To be completely honest, I am a much better thief of good music than I am blessed with an ability to find it digging on my own. That’s not to say I pirate music, just to say that a lot of what I listen to is at the recommendation of my wife and friends, who fortunately all have excellent taste.
Some bands that I have on heavy rotation are The Hexxers, Black Mambas, old Sun days Elvis stuff, Muddy Waters, Howlin’ Wolf, and Loney-era Flamin’ Groovies.
8) What kind of brand or any particular designer do you adore? If you need to choose “one piece” (clothes or accessories…etc) to represent garage rock, what would you recommend?
Teisco. Somethin’ about getting that awesome, boogey woogey sound out of a cheap guitar like Hound Dog Taylor did summarizes what the whole genre is about I think.
(《GARAGE ROCKIN’ CRAZE》stll)
9) If you were asked to make some recommendations to new comers who want to get more into garage rock, which bands and live houses are “must-see” and “must-go”?

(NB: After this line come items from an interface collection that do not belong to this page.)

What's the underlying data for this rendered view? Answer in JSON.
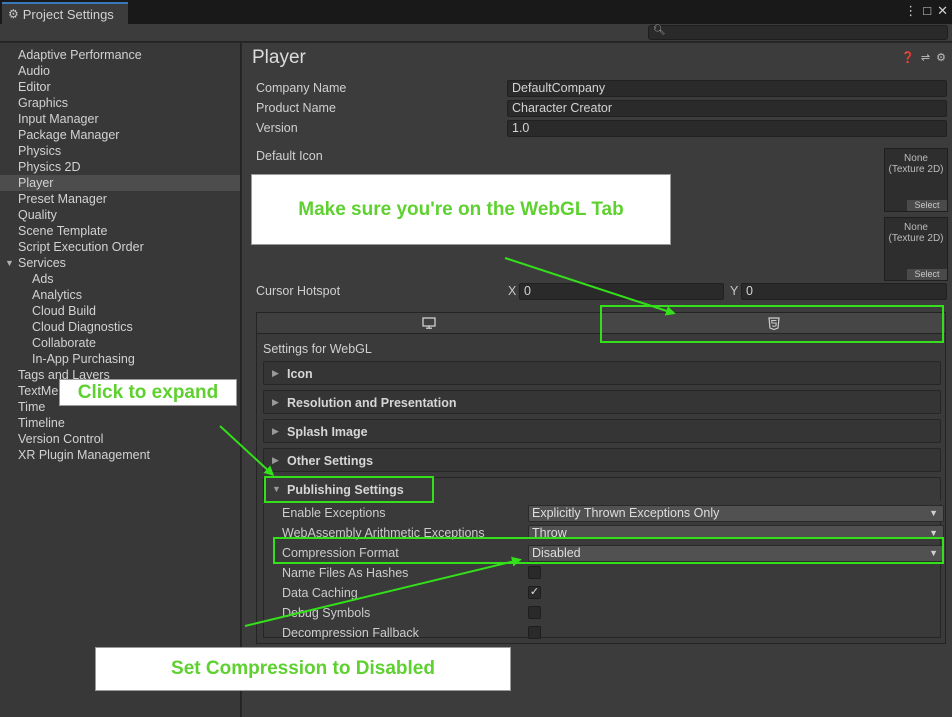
{
  "window": {
    "title": "Project Settings",
    "gear_icon": "gear-icon",
    "controls": [
      "⋮",
      "□",
      "✕"
    ]
  },
  "search": {
    "placeholder": ""
  },
  "sidebar": {
    "items": [
      {
        "label": "Adaptive Performance"
      },
      {
        "label": "Audio"
      },
      {
        "label": "Editor"
      },
      {
        "label": "Graphics"
      },
      {
        "label": "Input Manager"
      },
      {
        "label": "Package Manager"
      },
      {
        "label": "Physics"
      },
      {
        "label": "Physics 2D"
      },
      {
        "label": "Player"
      },
      {
        "label": "Preset Manager"
      },
      {
        "label": "Quality"
      },
      {
        "label": "Scene Template"
      },
      {
        "label": "Script Execution Order"
      },
      {
        "label": "Services"
      },
      {
        "label": "Ads"
      },
      {
        "label": "Analytics"
      },
      {
        "label": "Cloud Build"
      },
      {
        "label": "Cloud Diagnostics"
      },
      {
        "label": "Collaborate"
      },
      {
        "label": "In-App Purchasing"
      },
      {
        "label": "Tags and Layers"
      },
      {
        "label": "TextMe"
      },
      {
        "label": "Time"
      },
      {
        "label": "Timeline"
      },
      {
        "label": "Version Control"
      },
      {
        "label": "XR Plugin Management"
      }
    ],
    "selected": "Player"
  },
  "main": {
    "title": "Player",
    "company_name_label": "Company Name",
    "company_name_value": "DefaultCompany",
    "product_name_label": "Product Name",
    "product_name_value": "Character Creator",
    "version_label": "Version",
    "version_value": "1.0",
    "default_icon_label": "Default Icon",
    "texture_slot_1": {
      "name": "None\n(Texture 2D)",
      "select": "Select"
    },
    "texture_slot_2": {
      "name": "None\n(Texture 2D)",
      "select": "Select"
    },
    "cursor_hotspot_label": "Cursor Hotspot",
    "x_label": "X",
    "x_value": "0",
    "y_label": "Y",
    "y_value": "0",
    "settings_for": "Settings for WebGL",
    "foldouts": {
      "icon": "Icon",
      "resolution": "Resolution and Presentation",
      "splash": "Splash Image",
      "other": "Other Settings",
      "publishing": "Publishing Settings"
    },
    "publishing": {
      "enable_exceptions_label": "Enable Exceptions",
      "enable_exceptions_value": "Explicitly Thrown Exceptions Only",
      "wasm_arith_label": "WebAssembly Arithmetic Exceptions",
      "wasm_arith_value": "Throw",
      "compression_label": "Compression Format",
      "compression_value": "Disabled",
      "name_files_label": "Name Files As Hashes",
      "name_files_checked": false,
      "data_caching_label": "Data Caching",
      "data_caching_checked": true,
      "debug_symbols_label": "Debug Symbols",
      "debug_symbols_checked": false,
      "decompression_label": "Decompression Fallback",
      "decompression_checked": false
    }
  },
  "annotations": {
    "webgl_tab": "Make sure you're on the WebGL Tab",
    "expand": "Click to expand",
    "compression": "Set Compression to Disabled",
    "color": "#33e01a"
  }
}
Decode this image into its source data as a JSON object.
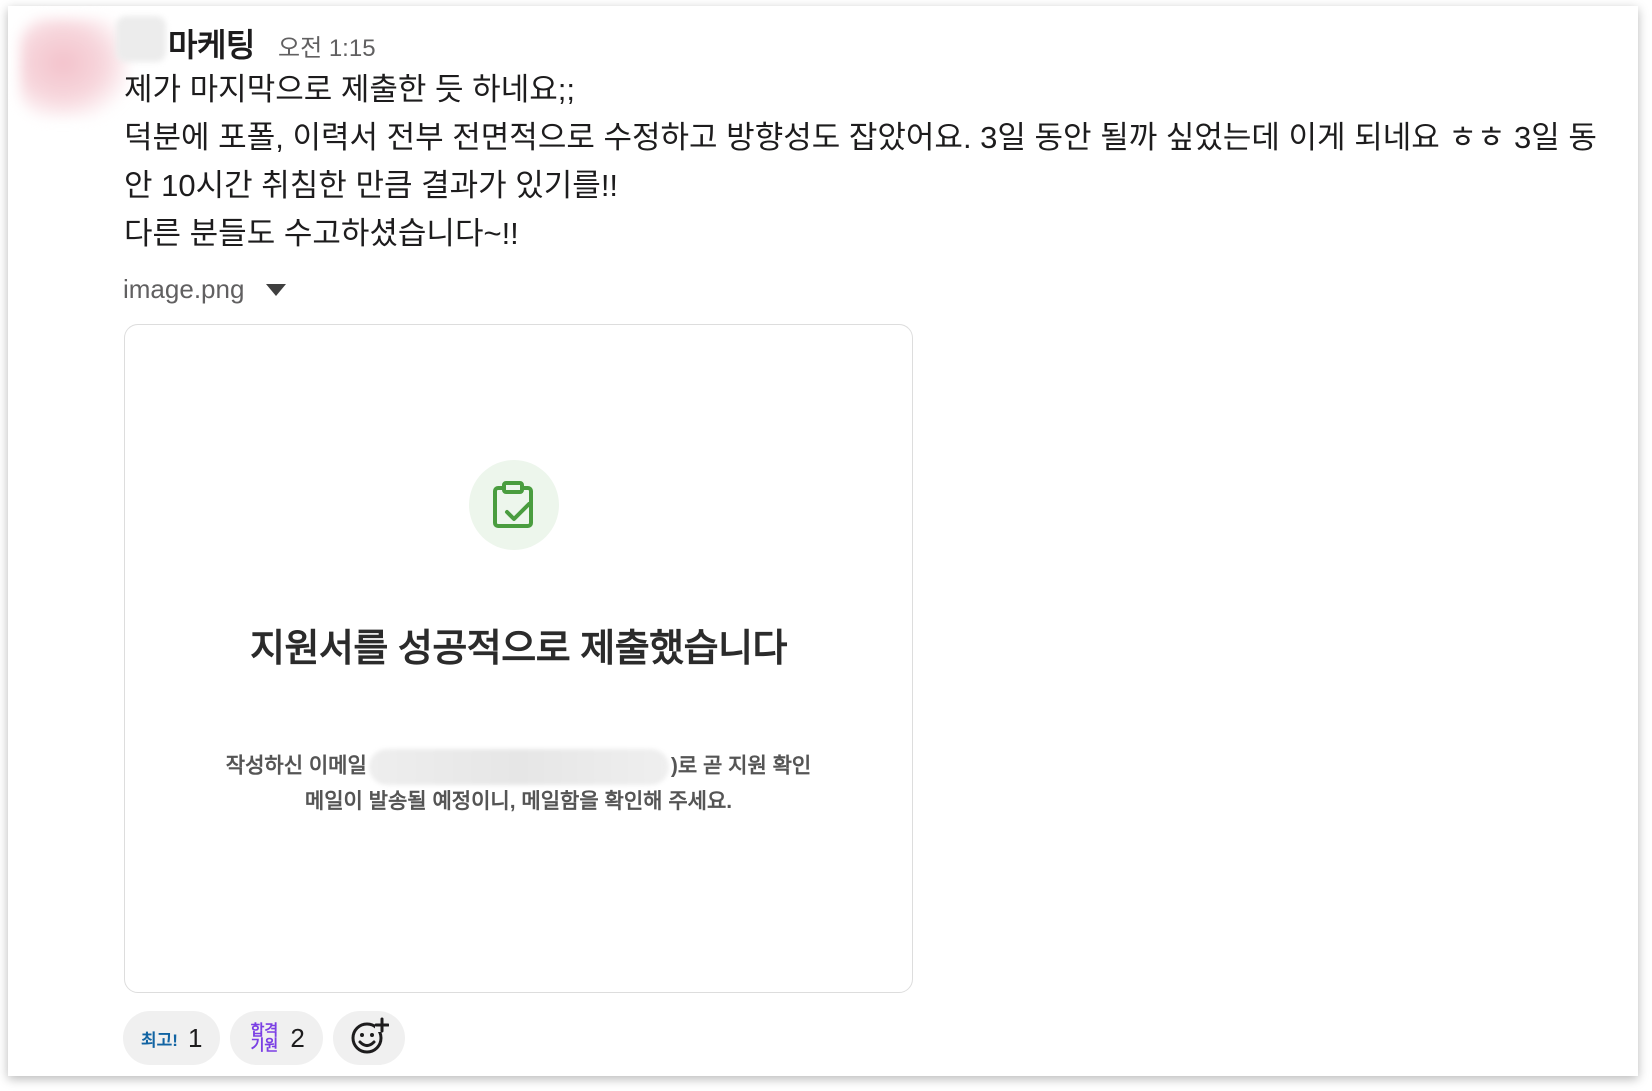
{
  "message": {
    "author": "마케팅",
    "time": "오전 1:15",
    "lines": [
      "제가 마지막으로 제출한 듯 하네요;;",
      "덕분에 포폴, 이력서 전부 전면적으로 수정하고 방향성도 잡았어요. 3일 동안 될까 싶었는데 이게 되네요 ㅎㅎ 3일 동안 10시간 취침한 만큼 결과가 있기를!!",
      "다른 분들도 수고하셨습니다~!!"
    ]
  },
  "attachment": {
    "filename": "image.png",
    "caret_icon": "caret-down-icon",
    "card": {
      "icon": "clipboard-check-icon",
      "icon_color": "#4a9d3f",
      "title": "지원서를 성공적으로 제출했습니다",
      "line1_prefix": "작성하신 이메일",
      "line1_suffix": ")로 곧 지원 확인",
      "line2": "메일이 발송될 예정이니, 메일함을 확인해 주세요."
    }
  },
  "reactions": [
    {
      "emoji": "최고!",
      "count": "1"
    },
    {
      "emoji_line1": "합격",
      "emoji_line2": "기원",
      "count": "2"
    }
  ],
  "add_reaction_icon": "add-reaction-icon"
}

If we’re talking about Japan, then for garage it would have to be Minnesota Voodoo Men, Stompin’ Riffraffs, and The Fadeaways. As long as one of them are on the bill, the whole gig will more likely than not be a lot of fun, especially because while those bands would probably fit closest to that “late ’50s/early ’60s rock and roll” mentality, they will more likely than no be playing with bands from other genres. Other great bands to check out here are Car Crash, Gorilla*, Souta and the Blitz Attack Boys, Rangsteen, Highlife, Young Parisian, the list goes on. Venues in Tokyo that generally offer solid gigs on a regular basis are Hatagaya Heavysick, Higashi-Koenji UFO Club, Koenji Green Apple, Koenji Penguin House, Shimokitazawa Basement Bar, Shimokitazawa Three. And if you find yourself in town before the weekend and want to find something to do, drop by either Heavysick or Fifi from Teengenerate’s bar Poor Cow in Shimokitazawa, the people there will be happy to point you toward something to check out since there really is at least 2 or 3 good gigs just about every weekend.
10) Use one sentence to describe garage rock.
Do it yourself.
11) Could you tell us the relationship between you and Urban Nomad, like, how did you meet each other at the first place? Moreover, The Minnesota Voodoo Men is having a show in Taiwan, could you tell our readers why they should see the show in person?
The organizer, Dave, was introduced to me through a mutual friend named Mark. Mark has been living in Tokyo for a while now and is someone I look up to as a musician and DJ. He and his buddy Noel put on a monthly DJ night called Mystery Meat and apparently they brought that event (or at least, themselves and their records) over to Taiwan to DJ a couple years back, apparently through Dave. Well, Dave was over here in Tokyo and I think he saw the poster while he was out drinking with Mark one night, Mark introduced me, and we got to work on trying to get the movie over there.
Why should you see Minnesota Voodoo Men in person? Their guitarist, Yusuke, has a penchant for climbing rafters and playing guitar while hanging by his knees. Otherwise, Minnesota are a band that look so cool and play such a wide variety of crunchy, badass rock and roll, that they just elicit the need to dance from their audience
*Interview from Keedan.com